This research on meditation’s effect on attention is just the tip of the iceberg. Other studies have also suggested that meditation can benefit motivation, cognition, emotional intelligence and may even sharpen awareness to such an extent that we can control our dreams (Walsh & Shapiro, 2006). And these are just the psychological benefits, there also appear to be considerable physical benefits.
Beginner’s guide to meditation
Since it is so beneficial here is a quick primer on how to meditate. Meditation is like chess: the rules are relatively easy to explain, but the game itself is infinitely complex. And like chess the names and techniques of meditation are many and varied but the fundamentals are much the same:
- Relax the body and the mind. This can be done through body posture, mental imagery, mantras, music, progressive muscle relaxation, any old trick that works. Take your pick. This step is relatively easy as most of us have some experience of relaxing, even if we don’t get much opportunity.
- Be mindful.
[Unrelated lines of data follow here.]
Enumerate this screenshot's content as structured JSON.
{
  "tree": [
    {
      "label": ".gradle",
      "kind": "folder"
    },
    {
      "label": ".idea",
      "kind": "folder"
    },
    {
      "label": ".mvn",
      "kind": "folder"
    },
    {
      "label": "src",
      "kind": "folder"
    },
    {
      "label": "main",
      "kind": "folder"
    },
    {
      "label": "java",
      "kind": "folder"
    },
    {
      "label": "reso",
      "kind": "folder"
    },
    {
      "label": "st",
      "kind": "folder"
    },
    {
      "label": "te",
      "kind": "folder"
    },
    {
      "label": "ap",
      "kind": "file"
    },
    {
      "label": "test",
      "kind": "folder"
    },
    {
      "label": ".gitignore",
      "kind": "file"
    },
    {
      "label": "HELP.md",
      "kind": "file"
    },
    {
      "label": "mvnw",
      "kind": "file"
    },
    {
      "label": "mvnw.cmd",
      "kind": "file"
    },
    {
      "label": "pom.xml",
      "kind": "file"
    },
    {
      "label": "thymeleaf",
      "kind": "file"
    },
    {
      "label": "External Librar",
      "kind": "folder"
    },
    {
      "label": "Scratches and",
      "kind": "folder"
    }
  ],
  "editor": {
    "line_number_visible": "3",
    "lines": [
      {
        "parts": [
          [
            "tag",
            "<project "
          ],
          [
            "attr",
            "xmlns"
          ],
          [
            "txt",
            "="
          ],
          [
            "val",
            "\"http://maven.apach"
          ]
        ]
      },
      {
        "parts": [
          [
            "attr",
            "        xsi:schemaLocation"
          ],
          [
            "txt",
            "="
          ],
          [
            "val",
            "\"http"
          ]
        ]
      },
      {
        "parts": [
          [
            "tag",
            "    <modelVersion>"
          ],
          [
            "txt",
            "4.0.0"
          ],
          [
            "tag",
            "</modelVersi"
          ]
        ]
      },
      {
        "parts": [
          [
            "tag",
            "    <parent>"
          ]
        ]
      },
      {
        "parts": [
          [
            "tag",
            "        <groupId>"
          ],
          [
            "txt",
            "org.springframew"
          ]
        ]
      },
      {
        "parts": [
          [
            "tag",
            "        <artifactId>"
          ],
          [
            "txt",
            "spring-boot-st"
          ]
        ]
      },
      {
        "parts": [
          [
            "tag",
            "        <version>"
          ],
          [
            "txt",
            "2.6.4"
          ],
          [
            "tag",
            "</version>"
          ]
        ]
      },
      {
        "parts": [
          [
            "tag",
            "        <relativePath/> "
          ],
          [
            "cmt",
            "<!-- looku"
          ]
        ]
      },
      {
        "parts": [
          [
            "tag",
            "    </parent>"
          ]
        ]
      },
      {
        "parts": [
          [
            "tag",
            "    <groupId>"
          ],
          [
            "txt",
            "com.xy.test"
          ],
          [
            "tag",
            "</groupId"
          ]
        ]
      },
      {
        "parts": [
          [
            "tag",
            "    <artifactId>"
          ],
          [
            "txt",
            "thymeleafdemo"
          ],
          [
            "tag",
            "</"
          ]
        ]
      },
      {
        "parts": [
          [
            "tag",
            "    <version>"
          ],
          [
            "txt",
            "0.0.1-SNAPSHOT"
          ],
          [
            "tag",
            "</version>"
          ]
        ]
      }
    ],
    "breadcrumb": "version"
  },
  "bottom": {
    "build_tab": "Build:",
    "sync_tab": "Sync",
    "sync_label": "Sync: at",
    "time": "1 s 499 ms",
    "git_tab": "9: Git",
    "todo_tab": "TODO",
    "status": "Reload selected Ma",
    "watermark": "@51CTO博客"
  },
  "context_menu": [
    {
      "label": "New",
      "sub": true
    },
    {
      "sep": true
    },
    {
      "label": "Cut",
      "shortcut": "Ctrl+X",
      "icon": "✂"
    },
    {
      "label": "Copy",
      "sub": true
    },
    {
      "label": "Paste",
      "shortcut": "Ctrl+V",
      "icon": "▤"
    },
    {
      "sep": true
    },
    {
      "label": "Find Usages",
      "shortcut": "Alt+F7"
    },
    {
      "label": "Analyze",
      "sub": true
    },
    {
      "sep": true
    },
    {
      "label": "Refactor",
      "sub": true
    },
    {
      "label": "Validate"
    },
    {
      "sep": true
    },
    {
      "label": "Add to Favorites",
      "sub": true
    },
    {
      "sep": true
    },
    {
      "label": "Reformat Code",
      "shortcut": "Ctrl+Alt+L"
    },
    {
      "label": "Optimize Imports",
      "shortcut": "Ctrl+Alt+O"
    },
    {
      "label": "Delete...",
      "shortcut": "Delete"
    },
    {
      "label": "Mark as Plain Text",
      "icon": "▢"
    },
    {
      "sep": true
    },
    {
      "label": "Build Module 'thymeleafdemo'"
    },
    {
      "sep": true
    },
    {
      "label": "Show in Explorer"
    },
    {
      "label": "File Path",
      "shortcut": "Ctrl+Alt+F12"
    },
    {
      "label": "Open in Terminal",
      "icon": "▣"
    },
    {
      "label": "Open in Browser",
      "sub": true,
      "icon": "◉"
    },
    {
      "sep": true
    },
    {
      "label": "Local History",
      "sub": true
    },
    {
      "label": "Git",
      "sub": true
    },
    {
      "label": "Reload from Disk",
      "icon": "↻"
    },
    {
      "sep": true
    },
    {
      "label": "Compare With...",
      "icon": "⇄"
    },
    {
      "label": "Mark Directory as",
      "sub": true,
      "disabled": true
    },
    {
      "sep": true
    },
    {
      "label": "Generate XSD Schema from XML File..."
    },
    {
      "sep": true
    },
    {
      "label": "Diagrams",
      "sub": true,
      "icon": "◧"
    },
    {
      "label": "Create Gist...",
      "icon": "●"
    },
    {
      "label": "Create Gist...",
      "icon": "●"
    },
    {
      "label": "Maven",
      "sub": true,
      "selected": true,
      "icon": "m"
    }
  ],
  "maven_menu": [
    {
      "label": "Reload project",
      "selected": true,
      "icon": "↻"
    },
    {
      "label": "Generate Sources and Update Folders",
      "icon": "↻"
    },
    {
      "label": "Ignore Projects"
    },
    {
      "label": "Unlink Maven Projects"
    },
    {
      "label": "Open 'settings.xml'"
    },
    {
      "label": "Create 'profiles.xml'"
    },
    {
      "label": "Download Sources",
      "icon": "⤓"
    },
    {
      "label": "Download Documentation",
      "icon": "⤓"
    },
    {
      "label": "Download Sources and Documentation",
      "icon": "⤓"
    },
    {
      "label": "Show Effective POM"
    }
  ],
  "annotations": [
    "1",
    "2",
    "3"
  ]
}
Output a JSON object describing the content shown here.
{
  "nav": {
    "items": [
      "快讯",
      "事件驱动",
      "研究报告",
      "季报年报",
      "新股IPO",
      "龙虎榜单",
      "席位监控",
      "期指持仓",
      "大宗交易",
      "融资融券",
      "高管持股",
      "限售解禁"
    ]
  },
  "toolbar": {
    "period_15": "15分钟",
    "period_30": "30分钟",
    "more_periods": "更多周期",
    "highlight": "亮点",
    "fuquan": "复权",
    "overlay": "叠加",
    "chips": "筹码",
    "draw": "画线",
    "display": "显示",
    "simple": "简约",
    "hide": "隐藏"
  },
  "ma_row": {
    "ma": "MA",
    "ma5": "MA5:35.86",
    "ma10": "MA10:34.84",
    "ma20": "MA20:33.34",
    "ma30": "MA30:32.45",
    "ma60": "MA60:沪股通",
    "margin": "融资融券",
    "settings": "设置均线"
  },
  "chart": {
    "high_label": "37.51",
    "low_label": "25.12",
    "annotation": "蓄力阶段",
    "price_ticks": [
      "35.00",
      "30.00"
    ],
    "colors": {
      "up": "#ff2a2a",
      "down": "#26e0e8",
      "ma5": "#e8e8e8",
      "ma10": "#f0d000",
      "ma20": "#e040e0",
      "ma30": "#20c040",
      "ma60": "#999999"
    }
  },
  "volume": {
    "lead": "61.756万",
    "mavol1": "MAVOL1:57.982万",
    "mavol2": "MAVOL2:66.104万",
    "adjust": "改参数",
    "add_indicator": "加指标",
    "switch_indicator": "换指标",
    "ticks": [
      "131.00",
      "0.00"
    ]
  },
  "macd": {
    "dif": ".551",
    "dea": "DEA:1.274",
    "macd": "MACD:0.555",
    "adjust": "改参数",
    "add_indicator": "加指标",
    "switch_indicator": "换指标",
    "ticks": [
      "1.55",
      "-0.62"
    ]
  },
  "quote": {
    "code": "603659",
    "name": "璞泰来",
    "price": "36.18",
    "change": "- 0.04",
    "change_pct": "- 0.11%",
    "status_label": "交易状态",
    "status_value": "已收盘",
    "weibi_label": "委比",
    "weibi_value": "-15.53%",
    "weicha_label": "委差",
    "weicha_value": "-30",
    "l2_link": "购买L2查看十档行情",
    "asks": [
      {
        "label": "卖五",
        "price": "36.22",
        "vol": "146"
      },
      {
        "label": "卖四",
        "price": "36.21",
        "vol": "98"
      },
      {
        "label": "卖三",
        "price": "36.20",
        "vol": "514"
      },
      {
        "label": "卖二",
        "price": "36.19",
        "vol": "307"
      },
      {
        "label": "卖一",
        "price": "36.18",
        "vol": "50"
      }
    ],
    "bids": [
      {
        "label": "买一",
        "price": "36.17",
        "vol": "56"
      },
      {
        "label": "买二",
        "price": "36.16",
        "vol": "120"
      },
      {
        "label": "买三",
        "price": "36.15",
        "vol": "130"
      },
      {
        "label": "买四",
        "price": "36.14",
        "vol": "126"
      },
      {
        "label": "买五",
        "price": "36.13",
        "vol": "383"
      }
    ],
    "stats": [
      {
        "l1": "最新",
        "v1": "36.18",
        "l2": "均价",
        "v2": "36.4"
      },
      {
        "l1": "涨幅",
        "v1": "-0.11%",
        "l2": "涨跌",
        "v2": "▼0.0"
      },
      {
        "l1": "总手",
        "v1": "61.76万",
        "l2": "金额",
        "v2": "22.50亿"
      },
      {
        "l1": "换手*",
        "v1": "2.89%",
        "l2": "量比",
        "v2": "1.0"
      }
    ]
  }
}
Bit cryptic this one but it means something like this: don’t pass judgement on your thoughts, let them come and go as they will (and boy will they come and go!) but try to nudge your attention back to its primary aim, whatever that is. Turns out this is quite difficult because we’re used to mentally travelling backwards and forwards while making judgements on everything (e.g. worrying, dreading, anticipating, regretting etc.). The key is to notice in a detached way what’s happening but not to get involved with it. This way of thinking often doesn’t come that naturally.
- Concentrate on something. Often meditators concentrate on their breath, the feel of it going in and out, but it could be anything: your feet, a potato, a stone. The breath is handy because we carry it around with us. But whatever it is try to focus all your attention onto it. When your attention wavers, and it will almost immediately, gently bring it back. Don’t chide yourself, be good to yourself, be nice. The act of concentrating on one thing is surprisingly difficult: you will feel the mental burn almost immediately. Experienced practitioners say this eases with practice.
- Concentrate on nothing. Most say this can’t be achieved without a lot of practice, so I’ll say no more about it here. Master the basics first.
- Zzzzz Zzzzz. That’s not meditating, that’s sleeping.
This is just a quick introduction but does give you enough to get started. It’s important not to get too caught up in techniques but to remember the main goal: exercising attention by relaxing and focusing on something. Try these things out first, see what happens, then explore further.
New ways of being
As William James pointed out attention is so fundamental to our daily lives that sharpening it up is bound to spill over into many different areas of everyday life. This series of articles on attention shows that when attention goes wrong people are frequently beset by unsettling experiences, but when it goes right we are capable of all sorts of incredible abilities, like multitasking the cocktail party effect, and even curtailing the attentional blink.
In fact attention is so fundamental to consciousness that it’s no exaggeration to say that what we pay attention to makes us who we are. Potentially, then, meditation offers a way to remake ourselves, leaving behind damaging or limiting habits and discovering new ways of being.